— What needs to be done —
Print out the records below with nothing altered.

— Dataset records —
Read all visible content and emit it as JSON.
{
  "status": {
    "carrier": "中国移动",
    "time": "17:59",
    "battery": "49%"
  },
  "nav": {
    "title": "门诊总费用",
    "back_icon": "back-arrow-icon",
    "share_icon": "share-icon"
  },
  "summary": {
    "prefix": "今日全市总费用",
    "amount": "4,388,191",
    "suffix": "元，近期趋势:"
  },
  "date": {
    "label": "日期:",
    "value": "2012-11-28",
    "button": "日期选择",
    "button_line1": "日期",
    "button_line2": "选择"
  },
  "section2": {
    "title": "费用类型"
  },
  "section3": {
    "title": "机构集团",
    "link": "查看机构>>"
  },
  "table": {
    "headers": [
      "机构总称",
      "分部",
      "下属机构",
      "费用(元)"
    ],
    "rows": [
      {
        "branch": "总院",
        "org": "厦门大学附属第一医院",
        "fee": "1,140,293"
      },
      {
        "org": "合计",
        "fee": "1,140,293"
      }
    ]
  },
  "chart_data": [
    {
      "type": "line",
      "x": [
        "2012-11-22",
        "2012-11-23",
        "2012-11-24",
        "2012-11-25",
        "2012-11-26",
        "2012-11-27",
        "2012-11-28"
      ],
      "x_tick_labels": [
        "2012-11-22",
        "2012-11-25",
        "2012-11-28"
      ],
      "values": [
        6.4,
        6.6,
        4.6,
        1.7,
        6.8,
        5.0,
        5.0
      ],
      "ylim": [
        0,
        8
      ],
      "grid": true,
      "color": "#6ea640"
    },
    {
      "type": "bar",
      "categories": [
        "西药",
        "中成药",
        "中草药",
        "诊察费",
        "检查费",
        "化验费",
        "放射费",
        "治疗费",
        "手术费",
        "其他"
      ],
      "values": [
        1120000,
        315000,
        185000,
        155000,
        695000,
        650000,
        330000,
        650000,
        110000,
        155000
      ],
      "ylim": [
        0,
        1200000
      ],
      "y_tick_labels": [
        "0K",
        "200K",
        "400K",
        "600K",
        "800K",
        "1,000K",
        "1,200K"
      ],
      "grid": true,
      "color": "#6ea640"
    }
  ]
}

— Exercise answer —
Read all visible content and emit it as JSON.
{
  "status": {
    "carrier": "中国移动",
    "time": "17:59",
    "battery": "49%"
  },
  "nav": {
    "title": "门诊总费用",
    "back_icon": "back-arrow-icon",
    "share_icon": "share-icon"
  },
  "summary": {
    "prefix": "今日全市总费用",
    "amount": "4,388,191",
    "suffix": "元，近期趋势:"
  },
  "date": {
    "label": "日期:",
    "value": "2012-11-28",
    "button": "日期选择",
    "button_line1": "日期",
    "button_line2": "选择"
  },
  "section2": {
    "title": "费用类型"
  },
  "section3": {
    "title": "机构集团",
    "link": "查看机构>>"
  },
  "table": {
    "headers": [
      "机构总称",
      "分部",
      "下属机构",
      "费用(元)"
    ],
    "rows": [
      {
        "branch": "总院",
        "org": "厦门大学附属第一医院",
        "fee": "1,140,293"
      },
      {
        "org": "合计",
        "fee": "1,140,293"
      }
    ]
  },
  "chart_data": [
    {
      "type": "line",
      "x": [
        "2012-11-22",
        "2012-11-23",
        "2012-11-24",
        "2012-11-25",
        "2012-11-26",
        "2012-11-27",
        "2012-11-28"
      ],
      "x_tick_labels": [
        "2012-11-22",
        "2012-11-25",
        "2012-11-28"
      ],
      "values": [
        6.4,
        6.6,
        4.6,
        1.7,
        6.8,
        5.0,
        5.0
      ],
      "ylim": [
        0,
        8
      ],
      "grid": true,
      "color": "#6ea640"
    },
    {
      "type": "bar",
      "categories": [
        "西药",
        "中成药",
        "中草药",
        "诊察费",
        "检查费",
        "化验费",
        "放射费",
        "治疗费",
        "手术费",
        "其他"
      ],
      "values": [
        1120000,
        315000,
        185000,
        155000,
        695000,
        650000,
        330000,
        650000,
        110000,
        155000
      ],
      "ylim": [
        0,
        1200000
      ],
      "y_tick_labels": [
        "0K",
        "200K",
        "400K",
        "600K",
        "800K",
        "1,000K",
        "1,200K"
      ],
      "grid": true,
      "color": "#6ea640"
    }
  ]
}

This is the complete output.